    Most greens won’t be very hard to grow either. I planted ‘mustard spinach’ once and it was almost like a weed, overtaking my garden ! I think the crysanthemum is a very good idea. Perhaps they sell minari on that site as well.

    If you want to grow fruits, consider raspberries. It will take a couple of years before the plant is mature, but when it is you have delicious fruit. It is a climbing plant, so grow it against your fence or something. Also strawberries are of course a classic; just be careful not to let the snails eat them.

    Blackberries can also be grown, but are better picked in the wild for they are ubiquitous anyway (here in europe we have to look for them, but in America they should be everywhere simply because there’s more nature).

    #51179

    oksipak
    Member

    My 2nd shipment from Kitazawa Seed Co. consist of the following:

    1) Thai Chili

    2) Korean Radish

    3) Sesame Black

    4) Japanese Mugwort

    5) Pepper-Japanese

    6) Chinese Leek Flowering Type

    7) Chinese Leek Hiro Haba

    8) Ordered Some Burdock this week

    Just going to try planting some of these seeds in pots.

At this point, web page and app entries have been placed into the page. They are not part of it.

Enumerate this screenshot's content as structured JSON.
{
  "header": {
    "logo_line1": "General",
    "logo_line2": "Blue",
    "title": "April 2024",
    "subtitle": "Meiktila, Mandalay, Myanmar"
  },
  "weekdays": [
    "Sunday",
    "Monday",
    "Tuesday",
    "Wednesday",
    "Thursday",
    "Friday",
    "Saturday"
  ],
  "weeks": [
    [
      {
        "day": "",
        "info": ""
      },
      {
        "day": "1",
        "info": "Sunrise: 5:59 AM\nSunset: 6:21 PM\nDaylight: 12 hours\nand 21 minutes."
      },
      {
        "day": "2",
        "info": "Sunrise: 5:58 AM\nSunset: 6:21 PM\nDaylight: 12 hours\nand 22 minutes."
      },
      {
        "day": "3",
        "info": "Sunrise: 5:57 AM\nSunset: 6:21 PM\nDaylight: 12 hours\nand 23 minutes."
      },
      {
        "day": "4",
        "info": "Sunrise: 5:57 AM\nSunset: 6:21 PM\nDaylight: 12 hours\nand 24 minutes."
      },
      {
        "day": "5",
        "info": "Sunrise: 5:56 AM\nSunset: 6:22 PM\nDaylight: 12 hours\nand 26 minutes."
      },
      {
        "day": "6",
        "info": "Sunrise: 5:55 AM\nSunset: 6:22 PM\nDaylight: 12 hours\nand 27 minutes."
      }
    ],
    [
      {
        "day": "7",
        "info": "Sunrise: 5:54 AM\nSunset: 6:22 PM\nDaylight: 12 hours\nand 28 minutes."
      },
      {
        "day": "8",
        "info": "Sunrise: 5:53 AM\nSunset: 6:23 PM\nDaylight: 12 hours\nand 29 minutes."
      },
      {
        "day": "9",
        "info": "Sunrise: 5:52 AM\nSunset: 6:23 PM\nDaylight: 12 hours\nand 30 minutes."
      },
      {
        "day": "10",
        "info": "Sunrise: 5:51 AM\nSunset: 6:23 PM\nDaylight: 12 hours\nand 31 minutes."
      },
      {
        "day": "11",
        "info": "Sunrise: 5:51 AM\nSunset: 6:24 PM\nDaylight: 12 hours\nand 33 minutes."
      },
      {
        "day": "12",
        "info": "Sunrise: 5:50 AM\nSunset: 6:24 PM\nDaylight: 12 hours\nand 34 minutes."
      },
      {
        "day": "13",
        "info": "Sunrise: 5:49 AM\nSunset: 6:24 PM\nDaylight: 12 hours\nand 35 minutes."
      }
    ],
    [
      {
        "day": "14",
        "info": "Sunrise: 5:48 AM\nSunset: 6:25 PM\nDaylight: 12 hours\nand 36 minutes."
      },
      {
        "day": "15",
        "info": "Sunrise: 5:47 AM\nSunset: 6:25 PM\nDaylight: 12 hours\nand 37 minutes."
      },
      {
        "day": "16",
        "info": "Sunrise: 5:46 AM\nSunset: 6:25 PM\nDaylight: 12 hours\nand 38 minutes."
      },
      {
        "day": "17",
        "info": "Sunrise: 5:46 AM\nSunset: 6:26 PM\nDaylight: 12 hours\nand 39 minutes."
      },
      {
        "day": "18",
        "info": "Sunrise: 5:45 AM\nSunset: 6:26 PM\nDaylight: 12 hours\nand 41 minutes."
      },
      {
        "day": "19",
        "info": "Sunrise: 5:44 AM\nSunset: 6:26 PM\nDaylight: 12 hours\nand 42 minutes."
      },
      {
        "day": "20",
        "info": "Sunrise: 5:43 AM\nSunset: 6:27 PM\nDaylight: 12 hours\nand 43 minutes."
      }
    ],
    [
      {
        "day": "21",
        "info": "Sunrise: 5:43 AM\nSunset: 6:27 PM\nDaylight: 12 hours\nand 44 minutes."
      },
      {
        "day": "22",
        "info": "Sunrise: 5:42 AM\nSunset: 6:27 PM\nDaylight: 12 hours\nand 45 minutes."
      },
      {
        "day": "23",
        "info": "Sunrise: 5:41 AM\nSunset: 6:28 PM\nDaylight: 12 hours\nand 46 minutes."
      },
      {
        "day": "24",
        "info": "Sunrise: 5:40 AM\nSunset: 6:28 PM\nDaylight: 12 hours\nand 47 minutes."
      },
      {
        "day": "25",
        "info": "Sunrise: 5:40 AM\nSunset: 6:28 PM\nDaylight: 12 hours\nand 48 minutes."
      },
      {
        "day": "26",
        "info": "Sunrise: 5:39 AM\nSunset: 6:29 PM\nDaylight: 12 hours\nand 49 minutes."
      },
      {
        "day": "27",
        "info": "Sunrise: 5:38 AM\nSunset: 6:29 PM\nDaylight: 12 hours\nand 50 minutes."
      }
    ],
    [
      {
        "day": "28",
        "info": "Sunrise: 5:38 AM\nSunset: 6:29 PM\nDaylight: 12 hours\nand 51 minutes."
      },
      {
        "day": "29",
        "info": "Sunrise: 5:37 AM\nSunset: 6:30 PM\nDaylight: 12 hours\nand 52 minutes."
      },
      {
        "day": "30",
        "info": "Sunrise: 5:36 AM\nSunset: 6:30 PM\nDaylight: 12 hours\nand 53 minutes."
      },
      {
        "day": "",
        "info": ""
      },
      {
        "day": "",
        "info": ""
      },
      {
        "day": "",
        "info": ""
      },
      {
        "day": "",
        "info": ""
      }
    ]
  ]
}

I’ll keep you posted as to what grew. We have LOTS of gophers in our lawn and neighborhood, so potted plants are the best way to go.

    #51180

    oksipak
    Member

    Currently I have Chinese Leeks, Chinese Pea Pods, all varieties of radishes, carrots, Burdock, Mugwort, Bush Beans, Edible Mums, Zukes, Dwarf Peas, Mustard, Turnips, Beets, Chinese Chives, Mustard, tomatoes, potatoes and all varieties of herbs growing. The only disappointment is the Perilla Leaves that never came up this year. :)

    Attachments:
    1. 2011_Sep_03_asian_garden_2011_0903_1121
    2. 2011_Sep_03_asian_garden_2011_0903_112-1
    #51181

    oksipak
    Member

    …cont…Photos of the tomatoes and zuke…

    • This reply was modified 2 months, 1 week ago by  admin.
    Attachments:
    1. 2011_Sep_03_asian_garden_2011_0903_112-21
    2. 2011_Sep_03_asian_garden_2011_0903_112-31
    #51182

    oksipak
    Member

    …cont…photos of Chinese Chives, carrots, lettuce, Burdock and Bush Beans… :)

    • This reply was modified 2 months, 1 week ago by  admin.
    Attachments:
    1. 2011_Sep_03_asian_garden_2011_0903_112-41
    2. 2011_Sep_03_asian_garden_2011_0903_1131
    #51183

    Maangchi
    Participant

    Awesome photos! I wish I could visit your house to see these precious things! You really have a green thumb! I’m very happy for you!

    #51184

    oksipak
    Member

    April 2, 2012 (Monday): This season’s Mugwort growing in a pot. Made Mugwort Soup 쑥국 for the first time. I will be making the flavorful soup again as long as the Mugwort keeps growing. :D (ZONE 9)

    • This reply was modified 2 months, 1 week ago by  admin.
    Attachments:
    1. 2012_Apr_02_Garden_Mugwort_Maangchi_Re
    2. 2012_Apr_02_Garden_Mugwort_Maangchi_Re-1
Viewing 15 posts - 1 through 15 (of 43 total)

You must be logged in to reply to this topic.

Views: